It is often said that the arena of sports is a microcosm of society. Football presents a good case for that assertion. Here are just a few commonalities between the two:
- Looking for loopholes to get ahead and attacking the vulnerabilities of others is standard,
- Money often influences the ability to win,
- Branding and popularity seems more important than character and substance,
- Playing the villain brings a fair share of fans.
Mirroring the political arena of today, there are more heralded sports figures receiving sanctions and penalties than attaboys and thank-yous. In fact, the anti-hero, gets more stardom now a days than the guy on the white horse. Don’t get me wrong. I like the sport if only for the lessons it offers. How the world is responding to Tim Tebow’s attribution of success, his parent and his faith, is an example.
Tim Tebow is a quarterback ingénu. At the University of Florida, he lead Coach Urban Meyer’s team to a national championship only to be labeled a “system” player who can’t win outside Florida. He’s been called an “actor” or “pretender” with no real skill to be a quarterback. Severely doubted as a pro prospect, he gets recruited to the Denver Broncos and takes his spot on the bench behind one of the worst quarterbacks in the league. Rightly so it seemed. Tebow’s practices at the position, with balls often thrown 5 yards short of receivers, was ugly. One NFL expert said, “Jesus could turn water into wine, but not Tim Tebow into a quarterback.”
As the owners of the Broncos grew weary of losing, they began to cautiously listen to Tebow’s assertion that he could contribute positively. His personal belief in himself, still deemed delusional by almost every sports commentators, is all he brought to the field. And then he begins to win. Perplexed pauses abound. Initial critiques of luck, bad opponents, and coincidence, yield to what they are now calling “The Tim Tebow Effect.”
But Tebow balks at taking credit for creating any effect. In post game interviews, he let’s everyone know, the teaching of Jesus Christ, delivered by his parents, did indeed turn him into a quarterback. The world’s response? “He talks about Jesus too much!” This was the assertion made by Jake “the snake” Plummer, Kurt “the Christian” Warner, and a host of others! How dare he give an external locus of control to his success! How dare he he make his touchdown dance one of kneeling in prayer!

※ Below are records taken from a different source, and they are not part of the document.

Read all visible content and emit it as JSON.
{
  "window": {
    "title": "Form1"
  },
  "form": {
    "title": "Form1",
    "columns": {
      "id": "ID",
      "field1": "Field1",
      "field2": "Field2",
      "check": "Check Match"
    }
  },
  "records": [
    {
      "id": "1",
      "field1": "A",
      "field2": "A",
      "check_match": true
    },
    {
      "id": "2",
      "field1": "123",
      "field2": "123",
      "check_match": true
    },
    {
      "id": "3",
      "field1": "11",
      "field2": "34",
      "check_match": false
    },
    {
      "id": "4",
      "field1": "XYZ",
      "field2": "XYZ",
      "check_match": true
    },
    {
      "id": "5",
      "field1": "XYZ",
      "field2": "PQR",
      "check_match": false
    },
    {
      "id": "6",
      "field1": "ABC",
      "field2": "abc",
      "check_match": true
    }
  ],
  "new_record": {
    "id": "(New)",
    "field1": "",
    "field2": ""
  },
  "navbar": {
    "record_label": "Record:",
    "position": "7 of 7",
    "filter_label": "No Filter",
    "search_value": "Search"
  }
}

Why all the hate for what is a refreshing and rare show of humility? Tim is the guy on the assembly line at a plant who stays an extra hour and corrects the flawed widgets passed over by other workers. He the guy who gives everyone else on the team (who hung up their aprons early) the credit for reaching production quota. Seeing new possibilities for production and profit, the management raises the goal. And now, even while cashing their bonus checks, his line mates hate him for raising the bar and exacting a new standard that might cause more to be expected of them. God forbid that someone should actually say that character matters.
His attitude, his faith, hated, doubted, and otherwise touted is why he wins. In another come from behind win Sunday against the Bears, his hand is on the plow and he looks neither left nor right for distractions. Tebow works harder than the most talented, believes more than the most hyped, and self evaluates more than the most experienced. He’s more humble than a ball boy, and we can’t wait for that to change.
He’s ever quick to agree to his shortcomings. Transparent about throwing the ball like his arm is broken. Honest about his poor footwork. Our rocks to attack him are useless, because with Tim Tebow, there are no glass walls. When he does lose again, we will strike a blow at the unique portion of his character that makes him win. For to acknowledge that intangible thing that makes ill equipped people accomplish great things, is to acknowledge that we too, each of us, have the power to BELIEVE. This is what we fear about Tebow and his faith. What he is making use of is available to all of us regardless of circumstance. He is setting an example, win or lose, that we can do more, if we choose a positive direction of self and other affirmation. How I wish our politicians, local and in Washington, had that kind of faith!
Today’s players, often “act as if” even if their body of evidence for winning is to the contrary. Their personal “showmanship” trumps the team’s outcome. They in turn become reality show stars having accomplished nothing. “Faith without works is dead,” says the Bible. Tim Tebow has works. No matter your faith, your assignment of causation, your explanation of someone’s success, you can’t argue with his results.
We all need encouragement, especially today. It gives the working man confidence. And confidence, as Charleston Heston said, is very sexy. Tim’s anti-”swagger” encourages my belief. In a world where evil jumps in saying “look at me,” and goodness fears to tread, I say BRAVO and ENCORE! Touchdown Jesus has left Notre Dame, and now resides in Denver Colorado! Hallelujah!
(For more on sports and parenting see my Blogspot commentary)